by Joseph Coletti
Senior Fellow, Fiscal Studies, John Locke Foundation
Andrew Ewald is not a typical cancer researcher. He trained as a physicist and began using actual cancer cells in a three-dimensional medium to study how cancer spreads instead of looking at two-dimensional surfaces. A profile of Ewald in Johns Hopkins Magazine explains that his research eventually led him to identify the protein that makes cancer cells into pioneering leaders. Even more surprising, his team found that “at least 97 percent of new tumors” in an experiment of metastasis started from clumps of cells that traveled together instead of lone pioneers.
Individual cells, like individual people, do some things better and other things worse, depending on the genes and molecules that are active in them. The cells out in front may be great at pushing through collagen and into the bloodstream, for example, but they might be comparatively poor colonizers. Building new tumors after settling into a new organ is where the follower cells might show their strength.
Unless you think a new Chick-fil-A in New York is a “creepy infiltration,” you might not be ready to compare metastatic cancer with church planting, but Tim Keller’s description, in an interview with Philanthropy Magazine, of what makes a church plant has some similarities
A church planter is basically an entrepreneur. My guess is that only 5 to 7 percent of ministers could be church planters. They could be great ministers, but they wouldn’t be good church planters because they don’t have entrepreneurial skills. And less than 1 percent of ministers have the chops to be pioneer church planters—where you start from zero, with nobody, often in a disinterested environment. Most church plants are sprouted from a cutting taken off of another church. To start without a core group is how many church plants fail.

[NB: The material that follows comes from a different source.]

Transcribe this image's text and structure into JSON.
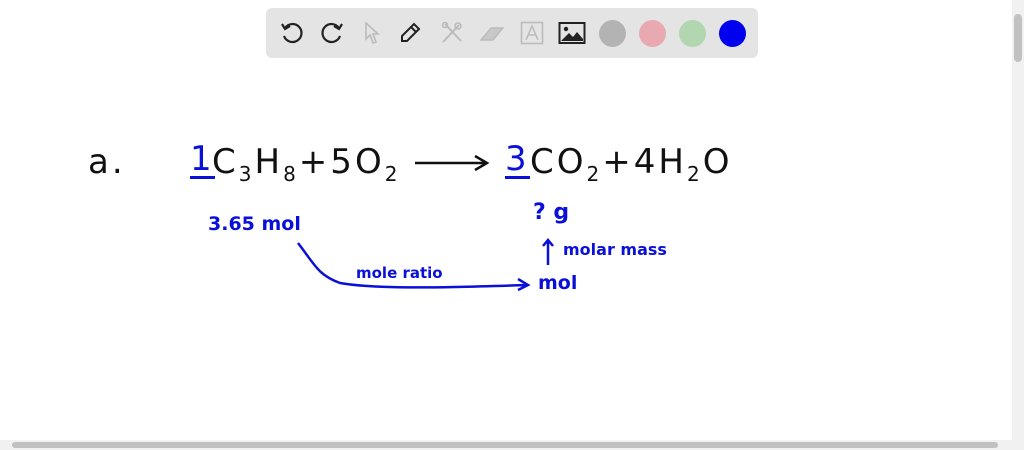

You could make the same point about prison re-entry or many other things in society: It starts with a small community.